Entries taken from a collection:
————————

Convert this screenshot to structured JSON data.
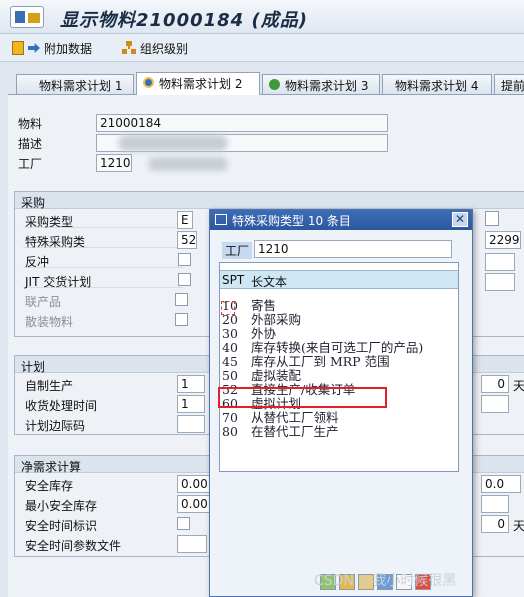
{
  "window": {
    "title": "显示物料21000184 (成品)"
  },
  "toolbar": {
    "additional_data": "附加数据",
    "org_levels": "组织级别"
  },
  "tabs": [
    "物料需求计划 1",
    "物料需求计划 2",
    "物料需求计划 3",
    "物料需求计划 4",
    "提前"
  ],
  "header": {
    "material_label": "物料",
    "material_value": "21000184",
    "desc_label": "描述",
    "plant_label": "工厂",
    "plant_value": "1210"
  },
  "procurement": {
    "title": "采购",
    "proc_type_label": "采购类型",
    "proc_type_value": "E",
    "special_label": "特殊采购类",
    "special_value": "52",
    "backflush_label": "反冲",
    "jit_label": "JIT 交货计划",
    "coproduct_label": "联产品",
    "bulk_label": "散装物料",
    "right_value": "2299"
  },
  "planning": {
    "title": "计划",
    "inhouse_label": "自制生产",
    "inhouse_value": "1",
    "gr_label": "收货处理时间",
    "gr_value": "1",
    "margin_label": "计划边际码",
    "right_value": "0",
    "day_unit": "天"
  },
  "net": {
    "title": "净需求计算",
    "safety_label": "安全库存",
    "safety_value": "0.00",
    "min_safety_label": "最小安全库存",
    "min_safety_value": "0.00",
    "time_ind_label": "安全时间标识",
    "time_profile_label": "安全时间参数文件",
    "right_value": "0.0",
    "right_value2": "0",
    "day_unit": "天"
  },
  "dialog": {
    "title": "特殊采购类型 10 条目",
    "plant_label": "工厂",
    "plant_value": "1210",
    "col_spt": "SPT",
    "col_text": "长文本",
    "rows": [
      {
        "code": "10",
        "text": "寄售"
      },
      {
        "code": "20",
        "text": "外部采购"
      },
      {
        "code": "30",
        "text": "外协"
      },
      {
        "code": "40",
        "text": "库存转换(来自可选工厂的产品)"
      },
      {
        "code": "45",
        "text": "库存从工厂到 MRP 范围"
      },
      {
        "code": "50",
        "text": "虚拟装配"
      },
      {
        "code": "52",
        "text": "直接生产/收集订单"
      },
      {
        "code": "60",
        "text": "虚拟计划"
      },
      {
        "code": "70",
        "text": "从替代工厂领料"
      },
      {
        "code": "80",
        "text": "在替代工厂生产"
      }
    ]
  },
  "watermark": "CSDN @我小时候很黑",
  "colors": {
    "highlight": "#e0202a",
    "dialog_header": "#2c57a0"
  }
}
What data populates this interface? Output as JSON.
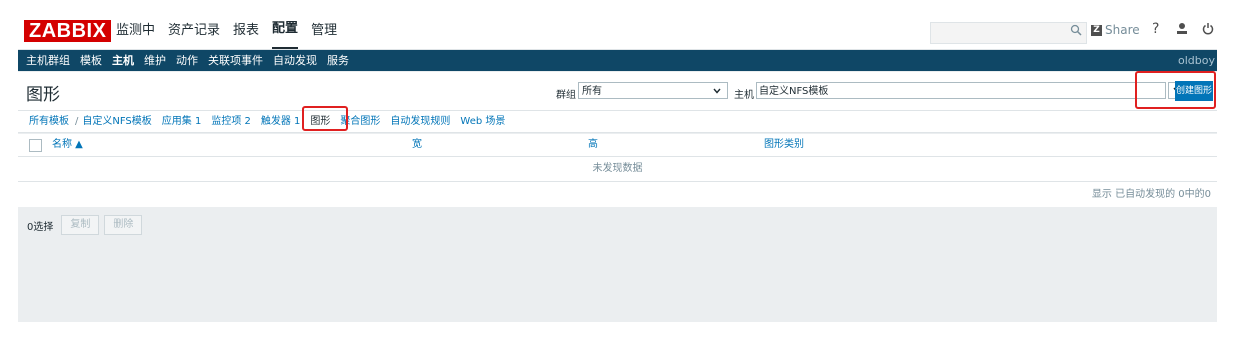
{
  "logo": "ZABBIX",
  "top_menu": [
    "监测中",
    "资产记录",
    "报表",
    "配置",
    "管理"
  ],
  "top_menu_active": "配置",
  "search": {
    "placeholder": "",
    "icon": "search-icon"
  },
  "share_label": "Share",
  "help_label": "?",
  "sub_menu": [
    "主机群组",
    "模板",
    "主机",
    "维护",
    "动作",
    "关联项事件",
    "自动发现",
    "服务"
  ],
  "sub_menu_active": "主机",
  "user": "oldboy",
  "page_title": "图形",
  "filter": {
    "group_label": "群组",
    "group_value": "所有",
    "host_label": "主机",
    "host_value": "自定义NFS模板"
  },
  "create_button": "创建图形",
  "tabs": {
    "all_templates": "所有模板",
    "separator": "/",
    "template": "自定义NFS模板",
    "apps": "应用集 1",
    "items": "监控项 2",
    "triggers": "触发器 1",
    "graphs": "图形",
    "screens": "聚合图形",
    "discovery": "自动发现规则",
    "web": "Web 场景"
  },
  "table": {
    "columns": {
      "name": "名称 ▲",
      "width": "宽",
      "height": "高",
      "type": "图形类别"
    },
    "empty_message": "未发现数据"
  },
  "footer_info": "显示 已自动发现的 0中的0",
  "mass_actions": {
    "selected": "0选择",
    "copy": "复制",
    "delete": "删除"
  },
  "colors": {
    "brand_red": "#d40000",
    "nav_blue": "#0f4766",
    "accent_blue": "#0275b8",
    "highlight_red": "#e02020"
  }
}
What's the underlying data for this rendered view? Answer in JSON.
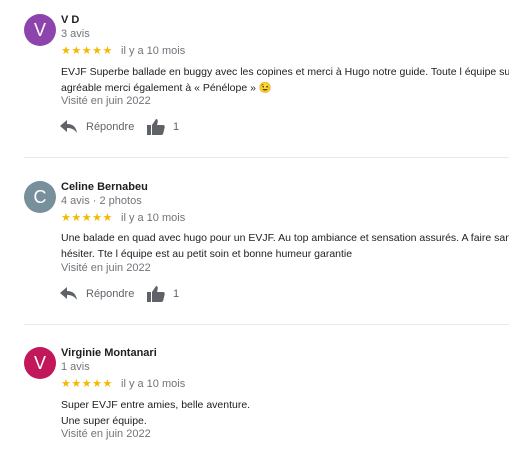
{
  "reviews": [
    {
      "avatar_letter": "V",
      "avatar_color": "#8e44ad",
      "name": "V D",
      "meta": "3 avis",
      "stars": "★★★★★",
      "rating": 5,
      "time": "il y a 10 mois",
      "text_lines": [
        "EVJF Superbe ballade en buggy avec les copines et merci à Hugo notre guide. Toute l équipe super",
        "agréable merci également à « Pénélope » 😉"
      ],
      "visited": "Visité en juin 2022",
      "reply_label": "Répondre",
      "likes": "1"
    },
    {
      "avatar_letter": "C",
      "avatar_color": "#78909c",
      "name": "Celine Bernabeu",
      "meta": "4 avis · 2 photos",
      "stars": "★★★★★",
      "rating": 5,
      "time": "il y a 10 mois",
      "text_lines": [
        "Une balade en quad avec hugo pour un EVJF. Au top ambiance et sensation assurés. A faire sans",
        "hésiter. Tte l équipe est au petit soin et bonne humeur garantie"
      ],
      "visited": "Visité en juin 2022",
      "reply_label": "Répondre",
      "likes": "1"
    },
    {
      "avatar_letter": "V",
      "avatar_color": "#c2185b",
      "name": "Virginie Montanari",
      "meta": "1 avis",
      "stars": "★★★★★",
      "rating": 5,
      "time": "il y a 10 mois",
      "text_lines": [
        "Super EVJF entre amies,  belle aventure.",
        "Une super équipe."
      ],
      "visited": "Visité en juin 2022"
    }
  ]
}
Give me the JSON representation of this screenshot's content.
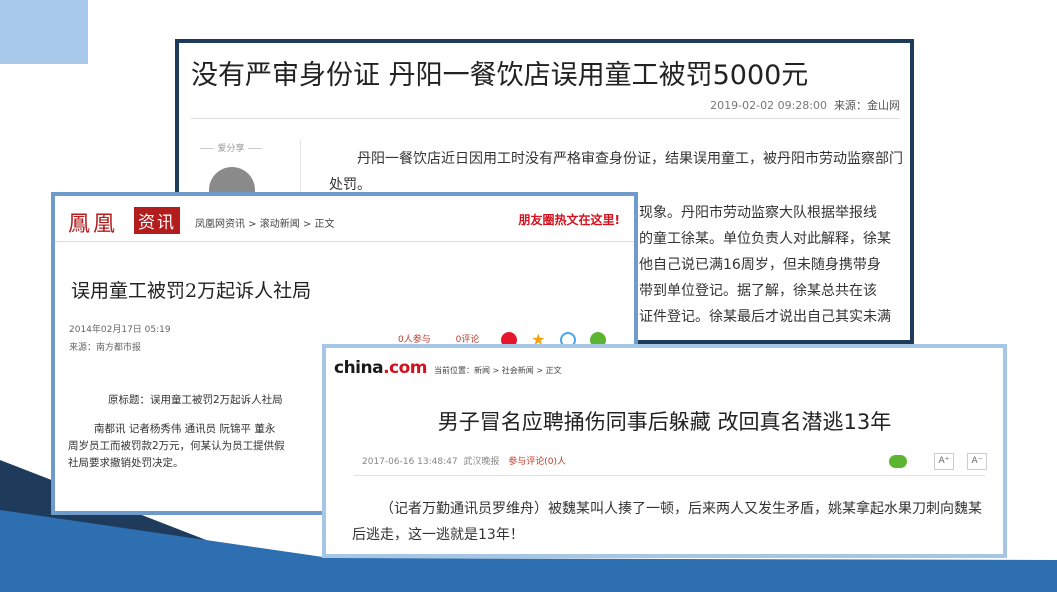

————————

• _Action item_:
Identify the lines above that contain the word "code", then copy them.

• _Completed exercise_:
        "code": "10",
        "code": "20",
        "code": "30",
        "code": "40",
        "code": "45",
        "code": "50",
        "code": "52",
        "code": "60",
        "code": "70",
        "code": "80",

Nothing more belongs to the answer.